The landscape keeps changing

As the number of social media platforms grows, and with the average user subscribing to two or more, it’s hard to know where to put your resources. You probably need to be on at least three platforms to cover your audience. Current faves are Facebook (though its numbers are falling), Instagram (a visual medium that needs great images and thoughtful curating), and Twitter (which can be good for conversations, but tricky if you wade into a spicy debate with followers/customers). Others, such as the video-based Tik Tok, may mature into business platforms soon.

What’s more, the owners of these platforms continually tweak the background algorithms to meet their own business goals – including funnelling business owners toward spending money to boost posts or advertise directly on their channels. With the click of a button, they can also suppress certain kinds of posts and favour others. It’s a lot to stay ahead of!

So how does social media compare with print in your marketing mix?

If you understand its limitations, social media can play a useful role in your overall marketing strategy. Here at In The Hills, we use it as an important tool to engage with our readers between issues.

But we also know that it’s the quality of the print magazine, not our 140-character tweets, that has inspired the loyalty and devotion of the community we serve. And we work hard to ensure our advertisers benefit from that positive reader engagement.

To learn more about the relative merits of print and digital advertising, read about why digital giants Google and Facebook advertise in print and how your advertising message is significantly enhanced within the context of a favourite magazine.

And we can’t resist closing without one more thought for your consideration: Your ad in In The Hills is delivered to 40,000 households in the Headwaters region every quarter (that’s 160,000 sets of eyeballs a year – more than double that number when you consider each copy is read – make that “shared” – by an average of 2.4 people). How long will it take, and how much will it cost you, to achieve that kind of exposure on social media?

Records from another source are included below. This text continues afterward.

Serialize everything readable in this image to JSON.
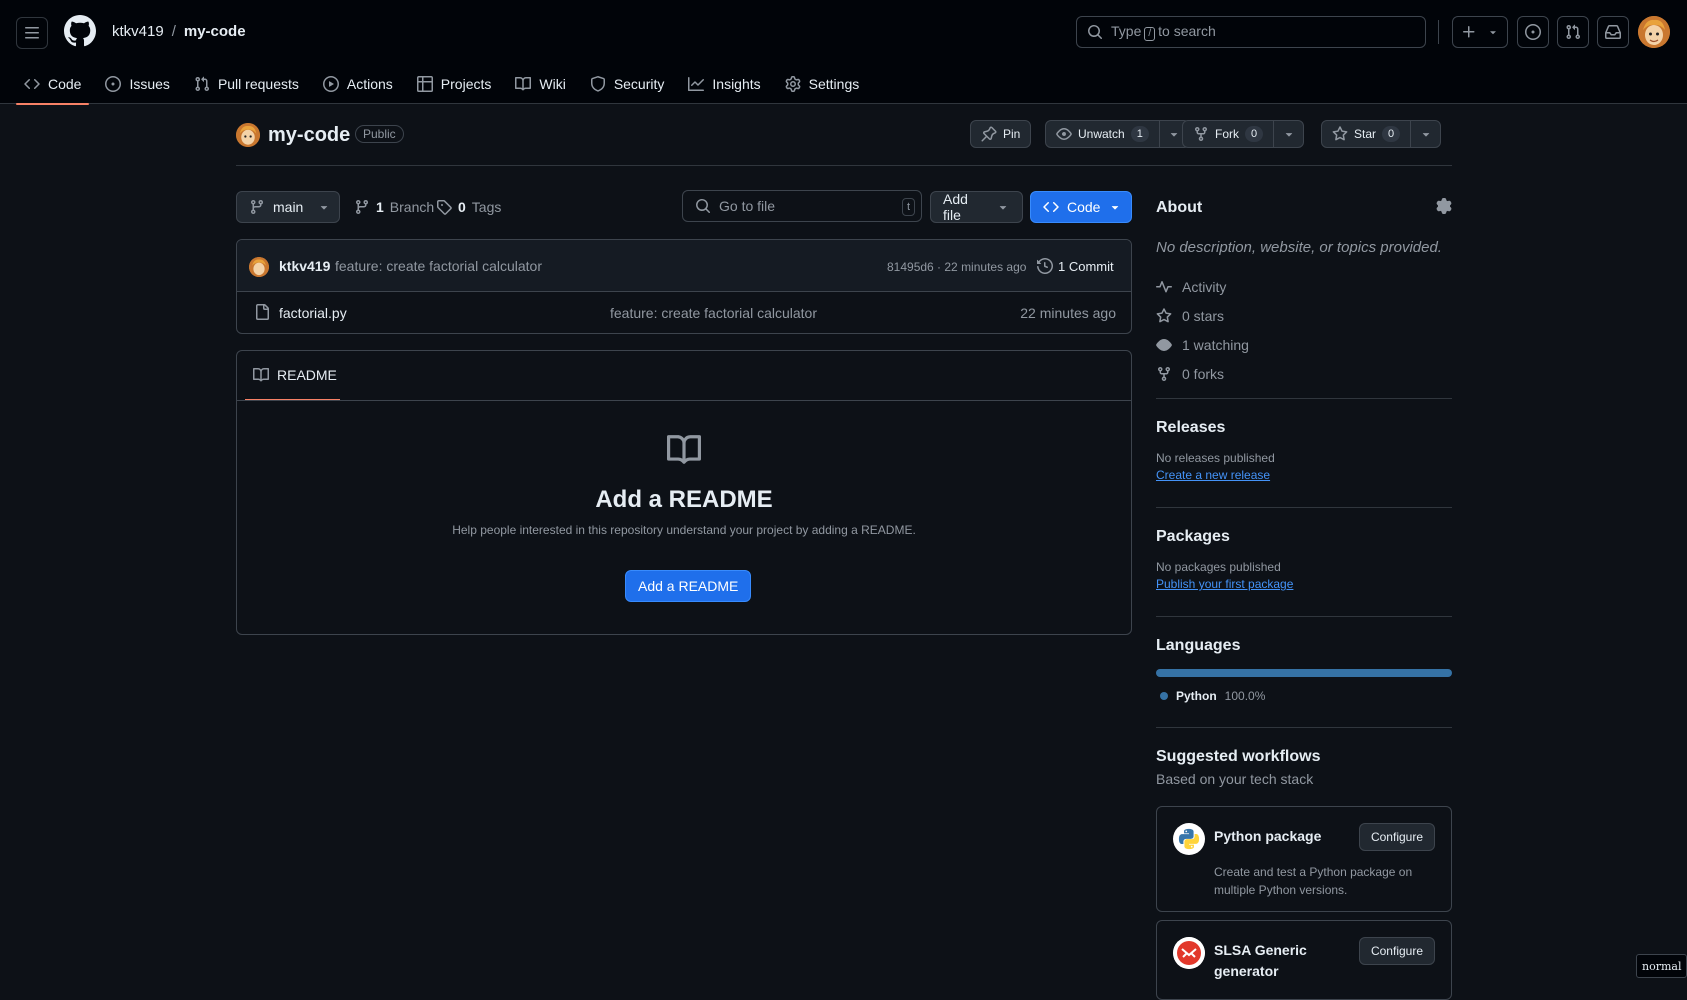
{
  "header": {
    "owner": "ktkv419",
    "separator": "/",
    "repo": "my-code",
    "search_prefix": "Type",
    "search_key": "/",
    "search_suffix": "to search"
  },
  "tabs": [
    {
      "label": "Code",
      "icon": "code-icon"
    },
    {
      "label": "Issues",
      "icon": "issue-icon"
    },
    {
      "label": "Pull requests",
      "icon": "pull-request-icon"
    },
    {
      "label": "Actions",
      "icon": "play-icon"
    },
    {
      "label": "Projects",
      "icon": "table-icon"
    },
    {
      "label": "Wiki",
      "icon": "book-icon"
    },
    {
      "label": "Security",
      "icon": "shield-icon"
    },
    {
      "label": "Insights",
      "icon": "graph-icon"
    },
    {
      "label": "Settings",
      "icon": "gear-icon"
    }
  ],
  "repo_header": {
    "name": "my-code",
    "visibility": "Public",
    "pin": "Pin",
    "unwatch": "Unwatch",
    "watch_count": "1",
    "fork": "Fork",
    "fork_count": "0",
    "star": "Star",
    "star_count": "0"
  },
  "toolbar": {
    "branch": "main",
    "branch_count": "1",
    "branch_label": "Branch",
    "tag_count": "0",
    "tag_label": "Tags",
    "goto_placeholder": "Go to file",
    "goto_key": "t",
    "add_file": "Add file",
    "code": "Code"
  },
  "commit": {
    "user": "ktkv419",
    "message": "feature: create factorial calculator",
    "hash_time": "81495d6 · 22 minutes ago",
    "commits": "1 Commit"
  },
  "files": [
    {
      "name": "factorial.py",
      "message": "feature: create factorial calculator",
      "time": "22 minutes ago"
    }
  ],
  "readme": {
    "tab": "README",
    "title": "Add a README",
    "description": "Help people interested in this repository understand your project by adding a README.",
    "button": "Add a README"
  },
  "sidebar": {
    "about_title": "About",
    "about_desc": "No description, website, or topics provided.",
    "stats": [
      {
        "label": "Activity",
        "icon": "pulse-icon"
      },
      {
        "label": "0 stars",
        "icon": "star-icon"
      },
      {
        "label": "1 watching",
        "icon": "eye-icon"
      },
      {
        "label": "0 forks",
        "icon": "fork-icon"
      }
    ],
    "releases_title": "Releases",
    "releases_text": "No releases published",
    "releases_link": "Create a new release",
    "packages_title": "Packages",
    "packages_text": "No packages published",
    "packages_link": "Publish your first package",
    "languages_title": "Languages",
    "language_name": "Python",
    "language_pct": "100.0%",
    "language_fraction": 1.0,
    "language_color": "#3572A5",
    "workflows_title": "Suggested workflows",
    "workflows_sub": "Based on your tech stack",
    "workflows": [
      {
        "title": "Python package",
        "description": "Create and test a Python package on multiple Python versions.",
        "button": "Configure"
      },
      {
        "title": "SLSA Generic generator",
        "description": "",
        "button": "Configure"
      }
    ]
  },
  "mode_badge": "normal",
  "colors": {
    "accent": "#1f6feb",
    "tab_underline": "#f78166",
    "background": "#0d1117",
    "link": "#4493f8"
  }
}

For information about the many ways In The Hills can help increase your advertising impact, please contact one our representatives:

Roberta FracassiIn The Hills – Orangeville, Shelburne,
Creemore and areas north of Hwy 9

Roberta Fracassi
[email protected]



Erin WoodleyIn The Hills – Caledon, Bolton, Erin
and areas south of Hwy 9

Erin Woodley
[email protected]



Leave a Comment

Your email address will not be published. Required fields are marked *

By posting a comment you agree that IN THE HILLS magazine has the legal right to publish, edit or delete all comments for use both online or in print. You also agree that you bear sole legal responsibility for your comments, and that you will hold IN THE HILLS harmless from the legal consequences of your comment, including libel, copyright infringement and any other legal claims. Any comments posted on this site are NOT the opinion of IN THE HILLS magazine. Personal attacks, offensive language and unsubstantiated allegations are not allowed. Please report inappropriate comments to